You can probably make better short-term profits from betting on price swings of silver and platinum than on those of gold, but in the long run nothing “pays” better than owning gold.
Fundamentals vs. “Technicals”
This is an outgrowth of our long-term perspective. Technical signals may have meaning in the short term, but are less valuable in the long term. Also, even if employed for short-term analysis, unless they are seen in the larger context of the long-term fundamentals, they can create a very misleading (and costly) picture. I advised someone very close to me to invest in a gold mutual fund back in 1997 and convinced the person to “ride it out” past the 2001 bottom. Had that person sold out in panic at any time before 2003, she would have had to “pocket” serious losses. Currently, the dollar-value of the investment stands at more than three times the original amount. Fundamentals simply did not support a long-term decline, even though the technical signals looked very bad for a good long time.
Bullion vs. Paper
I consider it foolish to bet on paper-gains at the expense of the opportunity to hold the actual metal in close proximity. The paper-game is controlled by others - the financial elites and their political henchmen. They can control (manipulate) the paper-price of the actual metal to some extent, but they never could control its actual value to real people, especially when their own debt-based paper system is cracking at the seams. Playing the paper game is like playing roulette. In the long run, the house wins. Otherwise, there would not be a “house.”
When you play that game, you are going in with that knowledge. You may think that whatever charts and technical signals you have at your disposal will let you beat the system, but that rarely happens and if it does, things often enough turn back against you. If there really was a sure-fire way to beat the system, and if it could be taught, the paper-casino would long be closed now and the person who figured it out would be richer than Warren Buffet - or in prison. To put it in crasser terms, playing the paper-gold game is like shooting yourself in the foot and then beating it with a hammer. We do not recommend it.
Value vs Debt
This ought to be an obvious one, but so many people miss it. Buying into a system where nothing more than debt is posing and circulating as money is financial suicide - especially on a national scale. However, just as time heals all wounds, it also erases a lot of memory chips in our brains. We are creatures of habit. Once we “get used” to something, we accept it, no matter how bad it is in principle. In te process, we always tend to forget that in the process of “getting used” to something was always get used!
Gold is value. It is the ultimate form of payment. Fiat is debt. It is spawned by debt (the other side of the coin representing the “credit” a bank enters on your account when it pretends to loan you money that previously didn’t exist and which the Fed/Treasury then disingenuously counts as part of the “money supply.”)
Even though we consider PM stocks to be derivatives of metals, we do analyze PM mutual funds and make recommendations, at times. This is not a major part of the Monitor’s suggested investment strategy, though. We occasionally discuss other investments as well, but we do not regularly keep track of their performance.

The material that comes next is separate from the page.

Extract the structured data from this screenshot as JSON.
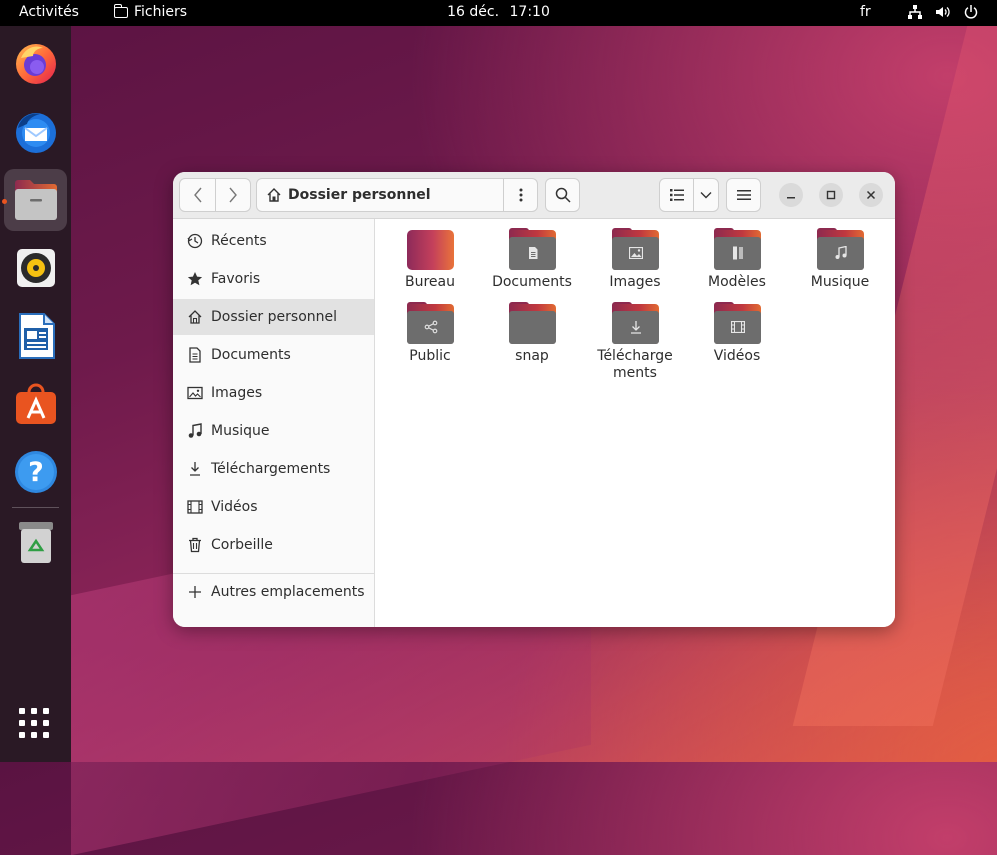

If you have any questions about or comments on these fundamental principles, please feel free to email me.
The EURO VS DOLLAR MONITOR
Just like driving your car, investing only makes sense if you can see where you are going. The Euro vs Dollar Monitor is your golden windshield wiper that removes the media's greasy film of financial misinformation from your investment outlook. Don't drive your investment vehicle without it!
November 27, 2007